_Stored dataset items_
Segment Open

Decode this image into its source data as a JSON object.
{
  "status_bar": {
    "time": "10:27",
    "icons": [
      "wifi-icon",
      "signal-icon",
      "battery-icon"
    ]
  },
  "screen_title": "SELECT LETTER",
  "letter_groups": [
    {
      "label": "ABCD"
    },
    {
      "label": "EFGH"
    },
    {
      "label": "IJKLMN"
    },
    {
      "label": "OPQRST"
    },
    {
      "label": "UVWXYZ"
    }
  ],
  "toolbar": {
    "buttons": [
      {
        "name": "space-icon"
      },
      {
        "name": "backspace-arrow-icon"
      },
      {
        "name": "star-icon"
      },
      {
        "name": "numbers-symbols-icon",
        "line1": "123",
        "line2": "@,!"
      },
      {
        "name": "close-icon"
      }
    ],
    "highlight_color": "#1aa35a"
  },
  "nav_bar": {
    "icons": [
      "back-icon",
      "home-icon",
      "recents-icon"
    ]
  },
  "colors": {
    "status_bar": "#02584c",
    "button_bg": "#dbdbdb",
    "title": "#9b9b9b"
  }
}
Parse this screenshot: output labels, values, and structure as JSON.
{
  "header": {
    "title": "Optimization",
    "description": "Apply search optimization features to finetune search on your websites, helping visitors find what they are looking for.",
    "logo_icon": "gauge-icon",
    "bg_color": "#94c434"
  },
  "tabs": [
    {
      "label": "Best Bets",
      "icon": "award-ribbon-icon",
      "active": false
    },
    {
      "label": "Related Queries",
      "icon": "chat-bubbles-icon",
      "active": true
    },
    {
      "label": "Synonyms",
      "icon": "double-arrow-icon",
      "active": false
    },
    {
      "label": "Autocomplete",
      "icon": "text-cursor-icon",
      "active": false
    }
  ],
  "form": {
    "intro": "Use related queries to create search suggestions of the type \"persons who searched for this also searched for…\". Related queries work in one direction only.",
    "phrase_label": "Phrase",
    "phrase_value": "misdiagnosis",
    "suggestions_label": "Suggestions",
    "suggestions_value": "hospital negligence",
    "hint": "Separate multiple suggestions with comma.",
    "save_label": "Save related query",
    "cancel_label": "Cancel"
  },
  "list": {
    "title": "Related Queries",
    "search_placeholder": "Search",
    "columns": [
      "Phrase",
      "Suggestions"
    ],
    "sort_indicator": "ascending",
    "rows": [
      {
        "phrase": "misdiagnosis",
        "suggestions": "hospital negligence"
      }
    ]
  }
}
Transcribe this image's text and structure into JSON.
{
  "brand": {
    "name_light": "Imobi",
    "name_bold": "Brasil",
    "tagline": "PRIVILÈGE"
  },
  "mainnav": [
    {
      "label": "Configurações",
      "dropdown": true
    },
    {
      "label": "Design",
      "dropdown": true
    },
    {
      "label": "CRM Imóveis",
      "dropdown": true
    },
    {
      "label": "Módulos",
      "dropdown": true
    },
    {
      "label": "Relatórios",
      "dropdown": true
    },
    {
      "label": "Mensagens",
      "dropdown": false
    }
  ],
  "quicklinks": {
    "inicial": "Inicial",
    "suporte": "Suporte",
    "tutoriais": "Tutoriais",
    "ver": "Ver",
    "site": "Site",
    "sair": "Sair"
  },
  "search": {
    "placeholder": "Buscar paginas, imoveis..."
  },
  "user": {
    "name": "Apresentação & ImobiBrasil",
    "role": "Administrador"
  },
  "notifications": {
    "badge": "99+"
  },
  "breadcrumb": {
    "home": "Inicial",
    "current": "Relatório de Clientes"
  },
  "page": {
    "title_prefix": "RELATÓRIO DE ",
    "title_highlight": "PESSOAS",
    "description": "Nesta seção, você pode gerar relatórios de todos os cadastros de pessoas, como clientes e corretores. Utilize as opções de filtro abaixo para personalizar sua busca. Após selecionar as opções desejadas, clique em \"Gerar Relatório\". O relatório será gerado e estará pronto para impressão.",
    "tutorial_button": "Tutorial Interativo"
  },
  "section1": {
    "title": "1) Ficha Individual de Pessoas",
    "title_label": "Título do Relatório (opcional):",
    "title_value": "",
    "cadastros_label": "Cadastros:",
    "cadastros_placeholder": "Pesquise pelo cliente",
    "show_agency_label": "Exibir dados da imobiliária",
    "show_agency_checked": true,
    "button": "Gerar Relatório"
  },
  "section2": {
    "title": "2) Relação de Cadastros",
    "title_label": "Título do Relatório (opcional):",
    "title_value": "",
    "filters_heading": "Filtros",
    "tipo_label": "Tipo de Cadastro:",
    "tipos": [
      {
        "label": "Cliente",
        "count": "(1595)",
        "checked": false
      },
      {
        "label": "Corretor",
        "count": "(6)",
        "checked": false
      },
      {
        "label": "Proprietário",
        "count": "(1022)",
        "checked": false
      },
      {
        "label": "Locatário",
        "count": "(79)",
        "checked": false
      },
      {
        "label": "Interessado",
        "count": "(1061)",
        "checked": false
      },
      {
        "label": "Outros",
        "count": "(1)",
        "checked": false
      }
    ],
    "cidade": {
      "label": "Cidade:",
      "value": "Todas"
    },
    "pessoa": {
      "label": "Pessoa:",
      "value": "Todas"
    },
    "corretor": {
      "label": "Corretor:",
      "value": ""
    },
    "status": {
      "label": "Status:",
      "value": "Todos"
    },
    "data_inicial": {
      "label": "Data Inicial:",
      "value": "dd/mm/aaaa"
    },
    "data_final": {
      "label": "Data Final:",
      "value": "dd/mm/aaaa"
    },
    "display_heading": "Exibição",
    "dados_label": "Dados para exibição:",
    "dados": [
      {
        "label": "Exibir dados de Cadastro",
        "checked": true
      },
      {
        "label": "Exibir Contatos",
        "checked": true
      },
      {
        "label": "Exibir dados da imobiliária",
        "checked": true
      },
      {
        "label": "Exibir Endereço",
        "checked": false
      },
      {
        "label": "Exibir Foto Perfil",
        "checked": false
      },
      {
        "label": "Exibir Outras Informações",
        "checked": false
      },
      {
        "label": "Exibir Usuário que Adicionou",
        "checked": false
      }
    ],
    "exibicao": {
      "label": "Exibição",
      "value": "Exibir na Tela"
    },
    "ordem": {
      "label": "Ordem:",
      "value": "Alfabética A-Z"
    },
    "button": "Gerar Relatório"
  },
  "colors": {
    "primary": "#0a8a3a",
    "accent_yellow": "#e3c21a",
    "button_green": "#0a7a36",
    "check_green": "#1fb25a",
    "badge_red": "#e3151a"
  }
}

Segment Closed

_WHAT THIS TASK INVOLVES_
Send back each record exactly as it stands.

_SOLVED PROBLEM_
Decode this image into its source data as a JSON object.
{
  "status_bar": {
    "time": "10:27",
    "icons": [
      "wifi-icon",
      "signal-icon",
      "battery-icon"
    ]
  },
  "screen_title": "SELECT LETTER",
  "letter_groups": [
    {
      "label": "ABCD"
    },
    {
      "label": "EFGH"
    },
    {
      "label": "IJKLMN"
    },
    {
      "label": "OPQRST"
    },
    {
      "label": "UVWXYZ"
    }
  ],
  "toolbar": {
    "buttons": [
      {
        "name": "space-icon"
      },
      {
        "name": "backspace-arrow-icon"
      },
      {
        "name": "star-icon"
      },
      {
        "name": "numbers-symbols-icon",
        "line1": "123",
        "line2": "@,!"
      },
      {
        "name": "close-icon"
      }
    ],
    "highlight_color": "#1aa35a"
  },
  "nav_bar": {
    "icons": [
      "back-icon",
      "home-icon",
      "recents-icon"
    ]
  },
  "colors": {
    "status_bar": "#02584c",
    "button_bg": "#dbdbdb",
    "title": "#9b9b9b"
  }
}
Parse this screenshot: output labels, values, and structure as JSON.
{
  "header": {
    "title": "Optimization",
    "description": "Apply search optimization features to finetune search on your websites, helping visitors find what they are looking for.",
    "logo_icon": "gauge-icon",
    "bg_color": "#94c434"
  },
  "tabs": [
    {
      "label": "Best Bets",
      "icon": "award-ribbon-icon",
      "active": false
    },
    {
      "label": "Related Queries",
      "icon": "chat-bubbles-icon",
      "active": true
    },
    {
      "label": "Synonyms",
      "icon": "double-arrow-icon",
      "active": false
    },
    {
      "label": "Autocomplete",
      "icon": "text-cursor-icon",
      "active": false
    }
  ],
  "form": {
    "intro": "Use related queries to create search suggestions of the type \"persons who searched for this also searched for…\". Related queries work in one direction only.",
    "phrase_label": "Phrase",
    "phrase_value": "misdiagnosis",
    "suggestions_label": "Suggestions",
    "suggestions_value": "hospital negligence",
    "hint": "Separate multiple suggestions with comma.",
    "save_label": "Save related query",
    "cancel_label": "Cancel"
  },
  "list": {
    "title": "Related Queries",
    "search_placeholder": "Search",
    "columns": [
      "Phrase",
      "Suggestions"
    ],
    "sort_indicator": "ascending",
    "rows": [
      {
        "phrase": "misdiagnosis",
        "suggestions": "hospital negligence"
      }
    ]
  }
}
Transcribe this image's text and structure into JSON.
{
  "brand": {
    "name_light": "Imobi",
    "name_bold": "Brasil",
    "tagline": "PRIVILÈGE"
  },
  "mainnav": [
    {
      "label": "Configurações",
      "dropdown": true
    },
    {
      "label": "Design",
      "dropdown": true
    },
    {
      "label": "CRM Imóveis",
      "dropdown": true
    },
    {
      "label": "Módulos",
      "dropdown": true
    },
    {
      "label": "Relatórios",
      "dropdown": true
    },
    {
      "label": "Mensagens",
      "dropdown": false
    }
  ],
  "quicklinks": {
    "inicial": "Inicial",
    "suporte": "Suporte",
    "tutoriais": "Tutoriais",
    "ver": "Ver",
    "site": "Site",
    "sair": "Sair"
  },
  "search": {
    "placeholder": "Buscar paginas, imoveis..."
  },
  "user": {
    "name": "Apresentação & ImobiBrasil",
    "role": "Administrador"
  },
  "notifications": {
    "badge": "99+"
  },
  "breadcrumb": {
    "home": "Inicial",
    "current": "Relatório de Clientes"
  },
  "page": {
    "title_prefix": "RELATÓRIO DE ",
    "title_highlight": "PESSOAS",
    "description": "Nesta seção, você pode gerar relatórios de todos os cadastros de pessoas, como clientes e corretores. Utilize as opções de filtro abaixo para personalizar sua busca. Após selecionar as opções desejadas, clique em \"Gerar Relatório\". O relatório será gerado e estará pronto para impressão.",
    "tutorial_button": "Tutorial Interativo"
  },
  "section1": {
    "title": "1) Ficha Individual de Pessoas",
    "title_label": "Título do Relatório (opcional):",
    "title_value": "",
    "cadastros_label": "Cadastros:",
    "cadastros_placeholder": "Pesquise pelo cliente",
    "show_agency_label": "Exibir dados da imobiliária",
    "show_agency_checked": true,
    "button": "Gerar Relatório"
  },
  "section2": {
    "title": "2) Relação de Cadastros",
    "title_label": "Título do Relatório (opcional):",
    "title_value": "",
    "filters_heading": "Filtros",
    "tipo_label": "Tipo de Cadastro:",
    "tipos": [
      {
        "label": "Cliente",
        "count": "(1595)",
        "checked": false
      },
      {
        "label": "Corretor",
        "count": "(6)",
        "checked": false
      },
      {
        "label": "Proprietário",
        "count": "(1022)",
        "checked": false
      },
      {
        "label": "Locatário",
        "count": "(79)",
        "checked": false
      },
      {
        "label": "Interessado",
        "count": "(1061)",
        "checked": false
      },
      {
        "label": "Outros",
        "count": "(1)",
        "checked": false
      }
    ],
    "cidade": {
      "label": "Cidade:",
      "value": "Todas"
    },
    "pessoa": {
      "label": "Pessoa:",
      "value": "Todas"
    },
    "corretor": {
      "label": "Corretor:",
      "value": ""
    },
    "status": {
      "label": "Status:",
      "value": "Todos"
    },
    "data_inicial": {
      "label": "Data Inicial:",
      "value": "dd/mm/aaaa"
    },
    "data_final": {
      "label": "Data Final:",
      "value": "dd/mm/aaaa"
    },
    "display_heading": "Exibição",
    "dados_label": "Dados para exibição:",
    "dados": [
      {
        "label": "Exibir dados de Cadastro",
        "checked": true
      },
      {
        "label": "Exibir Contatos",
        "checked": true
      },
      {
        "label": "Exibir dados da imobiliária",
        "checked": true
      },
      {
        "label": "Exibir Endereço",
        "checked": false
      },
      {
        "label": "Exibir Foto Perfil",
        "checked": false
      },
      {
        "label": "Exibir Outras Informações",
        "checked": false
      },
      {
        "label": "Exibir Usuário que Adicionou",
        "checked": false
      }
    ],
    "exibicao": {
      "label": "Exibição",
      "value": "Exibir na Tela"
    },
    "ordem": {
      "label": "Ordem:",
      "value": "Alfabética A-Z"
    },
    "button": "Gerar Relatório"
  },
  "colors": {
    "primary": "#0a8a3a",
    "accent_yellow": "#e3c21a",
    "button_green": "#0a7a36",
    "check_green": "#1fb25a",
    "badge_red": "#e3151a"
  }
}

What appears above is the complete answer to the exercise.